China Bans ‘Extreme’ Islamic Baby Names Among Xinjiang’s Uyghurs
Radio Free Asia, 20 April 2017
By Xin Lin — Chinese authorities in the northwestern region of Xinjiang have banned dozens of baby names with religious meanings that are widely used by Muslims elsewhere in the world, RFA has learned.Sources in Hotan, in the southern part of the region, had previously detailed a list of banned names in 2015, but the ban now appears to have been rolled out region-wide.
Islam, Quran, Mecca, Jihad, Imam, Saddam, Hajj, and Medina are among dozens of baby names banned under ruling Chinese Communist Party’s “Naming Rules For Ethnic Minorities,” an official confirmed on Thursday.
An employee who answered the phone at a police station in the regional capital Urumqi confirmed that “overly religious” names are banned, and that any babies registered with such names would be barred from the “hukou” household registration system that gives access to health care and education.
“You’re not allowed to give names with a strong religious flavor, such as Jihad or names like that,’ the official said. “The most important thing here is the connotations of the name … [it mustn’t have] connotations of holy war or of splittism [Xinjiang independence].”
Asked if names of Islamic scholars were acceptable, the employee replied: “Get him to change it; it’s the sort of thing that [could be regarded as] promoting terror and evil cults.”
Asked if Yildizay, a reference to the star and moon symbol of the Islamic faith, was acceptable, he said: “Actually the star and moon are a pagan symbol.”
“[Mecca] would be a bit over-the-top … I don’t think you could call someone Saddam, either,” he said in response to queries on those names.
“Just stick to the party line, and you’ll be fine,” he said. “[People with banned names] won’t be able to get a household registration, so they will find out from the hukou office when the time comes.”
“They have received training in this sort of thing over here [in Xinjiang] so they’re the experts [on what is allowed],” he said.
A source meanwhile told RFA that the safest names for Uyghurs are those that sound more “mainstream.”
“I have been talking to friends in Xinjiang about this, and they all say that any with potentially extremist overtones will be banned, but names like Memet … that you see everywhere are considered more mainstream by the Chinese Communist Party,” the source said.
Dilxat Raxit, spokesman for the exile World Uyghur Congress group, said the Chinese government is continuing to suppress traditional Uyghur culture by controlling what Uyghurs can call their children.
“In setting limits on the naming of Uyghurs, the Chinese government is in fact engaging in political persecution under another guise,” Raxit told RFA. “They are afraid that people with such names will become alienated from Chinese policies in the region.”
“Yildizay, for example, is seen by the Chinese government as carrying separatist connotations, to do with religion,” he said. “They are placing limits on Uyghurs’ religious beliefs.”

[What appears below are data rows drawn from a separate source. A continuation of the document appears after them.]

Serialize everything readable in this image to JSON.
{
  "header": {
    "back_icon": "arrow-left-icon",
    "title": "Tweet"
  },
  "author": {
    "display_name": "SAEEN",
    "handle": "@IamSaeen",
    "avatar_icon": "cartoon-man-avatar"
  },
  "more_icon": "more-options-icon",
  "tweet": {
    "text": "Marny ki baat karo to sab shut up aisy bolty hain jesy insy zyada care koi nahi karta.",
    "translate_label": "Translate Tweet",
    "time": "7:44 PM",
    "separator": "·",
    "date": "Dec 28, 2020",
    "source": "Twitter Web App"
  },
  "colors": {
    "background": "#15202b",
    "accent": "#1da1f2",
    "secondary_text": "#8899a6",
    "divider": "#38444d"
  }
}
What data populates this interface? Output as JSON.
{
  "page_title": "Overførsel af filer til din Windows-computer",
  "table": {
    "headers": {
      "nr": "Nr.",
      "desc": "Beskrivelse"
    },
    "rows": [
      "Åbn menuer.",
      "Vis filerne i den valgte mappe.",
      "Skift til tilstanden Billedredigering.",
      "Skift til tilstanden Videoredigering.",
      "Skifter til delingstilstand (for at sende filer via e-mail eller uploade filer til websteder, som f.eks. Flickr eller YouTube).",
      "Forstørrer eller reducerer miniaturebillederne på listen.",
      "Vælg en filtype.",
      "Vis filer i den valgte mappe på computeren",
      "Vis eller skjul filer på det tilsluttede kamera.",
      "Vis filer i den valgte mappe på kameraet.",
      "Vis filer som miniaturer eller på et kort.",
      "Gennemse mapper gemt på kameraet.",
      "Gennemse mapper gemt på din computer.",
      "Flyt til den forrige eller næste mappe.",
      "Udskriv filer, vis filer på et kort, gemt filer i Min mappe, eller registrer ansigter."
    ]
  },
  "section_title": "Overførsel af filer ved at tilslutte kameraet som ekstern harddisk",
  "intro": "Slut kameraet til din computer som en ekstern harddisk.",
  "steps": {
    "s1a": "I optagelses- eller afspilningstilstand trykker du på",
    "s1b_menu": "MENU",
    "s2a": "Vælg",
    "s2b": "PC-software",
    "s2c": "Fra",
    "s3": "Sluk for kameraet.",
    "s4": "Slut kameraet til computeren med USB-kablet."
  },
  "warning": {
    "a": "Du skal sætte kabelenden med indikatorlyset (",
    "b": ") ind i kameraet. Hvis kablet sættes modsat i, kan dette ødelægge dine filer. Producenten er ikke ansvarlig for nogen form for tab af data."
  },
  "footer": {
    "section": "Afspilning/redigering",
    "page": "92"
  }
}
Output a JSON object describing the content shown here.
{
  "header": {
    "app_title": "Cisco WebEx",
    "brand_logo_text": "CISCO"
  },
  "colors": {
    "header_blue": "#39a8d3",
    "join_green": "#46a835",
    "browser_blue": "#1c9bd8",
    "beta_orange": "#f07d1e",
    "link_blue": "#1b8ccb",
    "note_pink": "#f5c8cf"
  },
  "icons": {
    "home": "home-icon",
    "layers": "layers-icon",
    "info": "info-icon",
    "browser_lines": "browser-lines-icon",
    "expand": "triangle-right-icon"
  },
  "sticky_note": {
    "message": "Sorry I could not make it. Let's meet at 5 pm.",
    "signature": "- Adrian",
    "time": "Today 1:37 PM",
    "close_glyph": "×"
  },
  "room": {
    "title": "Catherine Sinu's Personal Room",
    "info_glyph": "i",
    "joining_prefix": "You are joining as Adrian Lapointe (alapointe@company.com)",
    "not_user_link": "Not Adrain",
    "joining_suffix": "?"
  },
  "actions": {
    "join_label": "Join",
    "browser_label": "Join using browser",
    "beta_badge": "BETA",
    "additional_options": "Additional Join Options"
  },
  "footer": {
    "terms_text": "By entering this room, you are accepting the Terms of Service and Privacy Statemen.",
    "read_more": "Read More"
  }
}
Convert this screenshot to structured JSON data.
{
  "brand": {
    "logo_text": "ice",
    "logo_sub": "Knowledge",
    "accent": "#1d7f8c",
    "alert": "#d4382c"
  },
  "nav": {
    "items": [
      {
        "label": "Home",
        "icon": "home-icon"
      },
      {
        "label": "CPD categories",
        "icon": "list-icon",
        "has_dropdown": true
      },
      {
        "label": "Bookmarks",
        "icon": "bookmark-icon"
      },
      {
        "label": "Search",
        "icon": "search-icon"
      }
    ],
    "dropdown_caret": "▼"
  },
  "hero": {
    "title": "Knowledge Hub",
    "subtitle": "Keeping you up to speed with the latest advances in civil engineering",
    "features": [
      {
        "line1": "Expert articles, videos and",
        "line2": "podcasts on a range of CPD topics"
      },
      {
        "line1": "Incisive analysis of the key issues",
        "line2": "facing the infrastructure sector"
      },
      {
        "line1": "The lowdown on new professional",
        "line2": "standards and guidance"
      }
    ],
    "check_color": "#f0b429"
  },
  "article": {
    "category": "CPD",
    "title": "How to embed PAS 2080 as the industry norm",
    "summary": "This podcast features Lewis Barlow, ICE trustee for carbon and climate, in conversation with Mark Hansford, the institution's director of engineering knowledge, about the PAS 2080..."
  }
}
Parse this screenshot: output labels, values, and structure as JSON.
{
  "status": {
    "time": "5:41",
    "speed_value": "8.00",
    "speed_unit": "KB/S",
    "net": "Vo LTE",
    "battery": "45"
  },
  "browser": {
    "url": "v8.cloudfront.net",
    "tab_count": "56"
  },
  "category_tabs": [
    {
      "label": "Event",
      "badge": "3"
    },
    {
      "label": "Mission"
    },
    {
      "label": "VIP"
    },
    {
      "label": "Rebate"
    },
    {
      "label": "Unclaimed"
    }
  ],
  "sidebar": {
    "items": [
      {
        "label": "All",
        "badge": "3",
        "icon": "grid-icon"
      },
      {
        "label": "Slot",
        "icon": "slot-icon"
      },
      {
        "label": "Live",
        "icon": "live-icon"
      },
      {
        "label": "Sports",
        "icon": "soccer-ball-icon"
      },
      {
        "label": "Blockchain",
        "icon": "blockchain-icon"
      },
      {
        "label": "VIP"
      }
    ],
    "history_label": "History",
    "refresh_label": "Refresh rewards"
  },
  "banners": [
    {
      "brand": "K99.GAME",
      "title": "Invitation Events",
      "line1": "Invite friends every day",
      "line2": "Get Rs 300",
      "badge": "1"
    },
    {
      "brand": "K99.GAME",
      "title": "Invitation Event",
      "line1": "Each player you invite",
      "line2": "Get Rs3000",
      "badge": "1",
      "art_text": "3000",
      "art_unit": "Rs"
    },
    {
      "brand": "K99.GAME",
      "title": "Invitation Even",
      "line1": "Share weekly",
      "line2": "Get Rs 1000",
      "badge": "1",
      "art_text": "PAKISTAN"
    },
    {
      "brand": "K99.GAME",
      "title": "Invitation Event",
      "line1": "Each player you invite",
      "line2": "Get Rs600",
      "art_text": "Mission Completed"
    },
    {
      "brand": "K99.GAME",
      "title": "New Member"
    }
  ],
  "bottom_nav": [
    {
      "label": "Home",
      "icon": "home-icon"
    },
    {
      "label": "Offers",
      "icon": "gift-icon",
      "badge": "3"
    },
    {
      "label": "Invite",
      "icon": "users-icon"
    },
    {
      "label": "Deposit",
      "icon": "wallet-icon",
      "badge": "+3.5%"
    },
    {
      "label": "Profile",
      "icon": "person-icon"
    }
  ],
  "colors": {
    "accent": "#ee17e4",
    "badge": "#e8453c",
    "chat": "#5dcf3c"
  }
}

China has vowed to crack down on what it calls religious extremism in Xinjiang, and regularly conducts “strike hard” campaigns including police raids on Uyghur households, restrictions on Islamic practices, and curbs on the culture and language of the Uyghur people, including videos and other material.
While China blames Uyghur extremists for terrorist attacks, experts outside China say Beijing has exaggerated the threat from the Uyghurs and that repressive domestic policies are responsible for an upsurge in violence there that has left hundreds dead since 2009.
Last month, Xinjiang authorities fired an ethnic Uyghur official for holding her wedding ceremony at home according to Islamic traditions instead of at a government-sanctioned venue.
Salamet Memetimin, the communist party secretary for Chaka township’s Bekchan village, in Hotan (in Chinese, Hetian) prefecture’s Chira (Cele) county, was among 97 officials recently charged with disciplinary violations, according to an April 10 report by the state-run Hotan Daily newspaper.
Local residents said the woman was relieved of her duties for taking her marriage vows—known as “nikah” in Muslim culture—in her own home.
An official told RFA’s Uyghur service that home wedding vows could give rise to unsanctioned religious leaders promoting “deviant views that contradict ethnic unity and the sovereignty of the county.”
Reported by Xin Lin for RFA’s Mandarin Service. Translated and edited by Luisetta Mudie.